The analysis of satellite imagery also helps to quantify damage following conflicts or humanitarian and natural disasters. A few days after the Haiti earthquake in January 2010 the JRC produced a preliminary rapid damage assessment based on the analysis of pre-earthquake satellite data and post-earthquake aerial images, which allowed a prioritisation of efforts in the most affected areas. In the months following the earthquake in Haiti, the JRC - together with the United Nations' Institute for Training and Research (UNITAR)/Operational Satellite Applications Programme (UNOSAT), and the World Bank – produced a comprehensive atlas of all damage caused in Haiti by the earthquake. The analysis showed that almost 60,000 buildings were either destroyed or very heavily damaged. This work contributed to the Post Disaster Needs Assessment findings which were presented in the International donor conference organised by the UN on 31st March 2010 to help develop the action plan for planning recovery and reconstruction measures in Haiti. The JRC is currently contributing to international recovery effort following the severe floods that affected Pakistan in August 2010 through providing technical support on damage assessment to the national authorities in close cooperation with the World Bank.

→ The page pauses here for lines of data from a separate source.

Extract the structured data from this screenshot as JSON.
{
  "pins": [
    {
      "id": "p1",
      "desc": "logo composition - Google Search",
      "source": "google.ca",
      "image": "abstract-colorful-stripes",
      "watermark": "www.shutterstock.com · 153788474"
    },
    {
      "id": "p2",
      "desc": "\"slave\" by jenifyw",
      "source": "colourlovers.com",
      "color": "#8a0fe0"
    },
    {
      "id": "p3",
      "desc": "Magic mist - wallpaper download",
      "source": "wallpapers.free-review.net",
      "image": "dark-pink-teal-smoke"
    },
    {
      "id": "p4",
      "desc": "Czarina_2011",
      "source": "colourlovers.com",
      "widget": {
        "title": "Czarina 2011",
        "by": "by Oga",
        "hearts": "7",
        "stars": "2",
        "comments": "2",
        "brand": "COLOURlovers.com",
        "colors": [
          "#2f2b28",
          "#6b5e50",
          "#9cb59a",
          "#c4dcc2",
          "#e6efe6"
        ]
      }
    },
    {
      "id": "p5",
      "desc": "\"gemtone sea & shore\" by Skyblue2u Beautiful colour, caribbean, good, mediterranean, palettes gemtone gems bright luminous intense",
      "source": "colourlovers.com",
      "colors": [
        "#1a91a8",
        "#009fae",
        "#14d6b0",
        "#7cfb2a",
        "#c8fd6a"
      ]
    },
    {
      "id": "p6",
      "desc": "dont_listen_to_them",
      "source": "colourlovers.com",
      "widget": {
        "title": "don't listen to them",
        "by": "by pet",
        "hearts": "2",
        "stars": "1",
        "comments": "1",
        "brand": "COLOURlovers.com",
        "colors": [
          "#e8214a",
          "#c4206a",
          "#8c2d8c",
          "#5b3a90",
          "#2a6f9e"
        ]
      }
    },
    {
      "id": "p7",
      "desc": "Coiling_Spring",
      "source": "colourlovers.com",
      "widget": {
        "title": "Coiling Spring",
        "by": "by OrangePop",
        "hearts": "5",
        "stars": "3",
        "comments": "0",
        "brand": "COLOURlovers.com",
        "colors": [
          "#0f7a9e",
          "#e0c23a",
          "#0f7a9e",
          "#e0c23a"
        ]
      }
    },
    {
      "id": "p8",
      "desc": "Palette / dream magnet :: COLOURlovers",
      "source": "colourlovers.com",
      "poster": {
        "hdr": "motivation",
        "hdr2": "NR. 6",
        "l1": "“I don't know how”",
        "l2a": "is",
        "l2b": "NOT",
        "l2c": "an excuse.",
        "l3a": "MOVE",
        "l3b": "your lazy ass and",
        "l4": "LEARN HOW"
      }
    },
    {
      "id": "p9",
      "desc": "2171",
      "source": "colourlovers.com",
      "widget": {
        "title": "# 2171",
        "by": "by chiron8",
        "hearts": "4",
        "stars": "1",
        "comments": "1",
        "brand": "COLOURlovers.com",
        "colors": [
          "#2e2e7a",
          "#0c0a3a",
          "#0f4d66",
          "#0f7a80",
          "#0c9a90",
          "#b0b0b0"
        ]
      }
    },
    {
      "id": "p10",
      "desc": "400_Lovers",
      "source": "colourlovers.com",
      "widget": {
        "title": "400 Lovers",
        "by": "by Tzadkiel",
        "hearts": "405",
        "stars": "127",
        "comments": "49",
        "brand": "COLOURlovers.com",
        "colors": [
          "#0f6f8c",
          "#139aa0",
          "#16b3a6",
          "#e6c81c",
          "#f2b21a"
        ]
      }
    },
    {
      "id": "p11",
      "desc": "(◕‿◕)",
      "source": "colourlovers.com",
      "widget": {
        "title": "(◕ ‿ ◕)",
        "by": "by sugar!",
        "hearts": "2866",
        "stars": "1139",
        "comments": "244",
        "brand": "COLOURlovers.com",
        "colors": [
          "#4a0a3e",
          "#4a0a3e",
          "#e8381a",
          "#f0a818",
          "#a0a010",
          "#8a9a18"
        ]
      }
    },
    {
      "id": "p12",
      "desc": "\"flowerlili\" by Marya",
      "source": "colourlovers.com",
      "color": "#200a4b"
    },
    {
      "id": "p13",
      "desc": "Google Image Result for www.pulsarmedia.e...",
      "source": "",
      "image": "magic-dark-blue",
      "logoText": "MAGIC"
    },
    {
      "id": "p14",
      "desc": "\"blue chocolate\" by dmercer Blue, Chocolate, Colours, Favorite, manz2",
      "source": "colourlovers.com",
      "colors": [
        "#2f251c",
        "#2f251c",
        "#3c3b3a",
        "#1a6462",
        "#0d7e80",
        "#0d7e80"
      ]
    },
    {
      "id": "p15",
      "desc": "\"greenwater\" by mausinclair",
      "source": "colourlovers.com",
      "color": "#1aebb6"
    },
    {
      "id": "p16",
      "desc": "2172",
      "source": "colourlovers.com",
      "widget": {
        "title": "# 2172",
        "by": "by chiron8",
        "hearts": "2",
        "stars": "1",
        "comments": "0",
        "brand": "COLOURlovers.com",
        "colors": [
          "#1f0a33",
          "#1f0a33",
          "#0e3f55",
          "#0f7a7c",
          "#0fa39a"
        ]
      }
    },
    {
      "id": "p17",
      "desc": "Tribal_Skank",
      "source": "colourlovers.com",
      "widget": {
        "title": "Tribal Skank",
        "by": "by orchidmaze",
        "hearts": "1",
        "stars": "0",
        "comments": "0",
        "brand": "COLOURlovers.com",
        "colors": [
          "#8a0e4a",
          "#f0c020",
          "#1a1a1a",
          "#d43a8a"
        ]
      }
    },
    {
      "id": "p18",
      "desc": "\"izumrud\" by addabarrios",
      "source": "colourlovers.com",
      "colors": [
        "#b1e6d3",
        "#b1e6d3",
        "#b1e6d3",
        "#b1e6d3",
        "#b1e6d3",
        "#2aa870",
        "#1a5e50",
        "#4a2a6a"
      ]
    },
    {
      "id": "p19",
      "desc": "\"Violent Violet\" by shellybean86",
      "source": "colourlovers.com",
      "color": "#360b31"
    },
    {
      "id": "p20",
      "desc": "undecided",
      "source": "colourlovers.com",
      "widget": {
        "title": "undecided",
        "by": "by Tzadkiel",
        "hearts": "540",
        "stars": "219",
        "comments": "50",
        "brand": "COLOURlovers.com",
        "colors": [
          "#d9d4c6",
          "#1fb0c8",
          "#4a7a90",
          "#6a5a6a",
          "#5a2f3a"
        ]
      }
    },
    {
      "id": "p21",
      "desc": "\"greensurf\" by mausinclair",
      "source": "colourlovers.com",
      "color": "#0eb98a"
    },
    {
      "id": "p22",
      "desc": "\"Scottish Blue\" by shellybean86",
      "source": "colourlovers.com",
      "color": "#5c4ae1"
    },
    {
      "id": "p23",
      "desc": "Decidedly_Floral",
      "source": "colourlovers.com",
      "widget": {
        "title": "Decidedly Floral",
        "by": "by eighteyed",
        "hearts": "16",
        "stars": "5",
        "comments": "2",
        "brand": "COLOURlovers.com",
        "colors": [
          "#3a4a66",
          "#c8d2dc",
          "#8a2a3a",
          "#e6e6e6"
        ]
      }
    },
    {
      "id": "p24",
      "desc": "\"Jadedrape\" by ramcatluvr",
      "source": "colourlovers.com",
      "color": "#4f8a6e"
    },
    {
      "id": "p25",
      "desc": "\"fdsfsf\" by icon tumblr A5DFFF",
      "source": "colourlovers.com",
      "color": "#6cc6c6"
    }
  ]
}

The EN Eurocodes are a series of 10 European Standards providing a common approach for the design of buildings and construction products, aiming at a more uniform level of safety in construction in Europe. The pre-normative research performed at the European Laboratory for Structural Assessment (ELSA) has significantly contributed to bringing the Eurocodes to their present stage, especially EN 1998 – Eurocode 8, which covers the design, assessment and repair of all civil engineering structures in seismic zones. In 2010, all national standards will be replaced by the European standards. The JRC is also engaged in promoting the Eurocodes and providing training in countries outside Europe.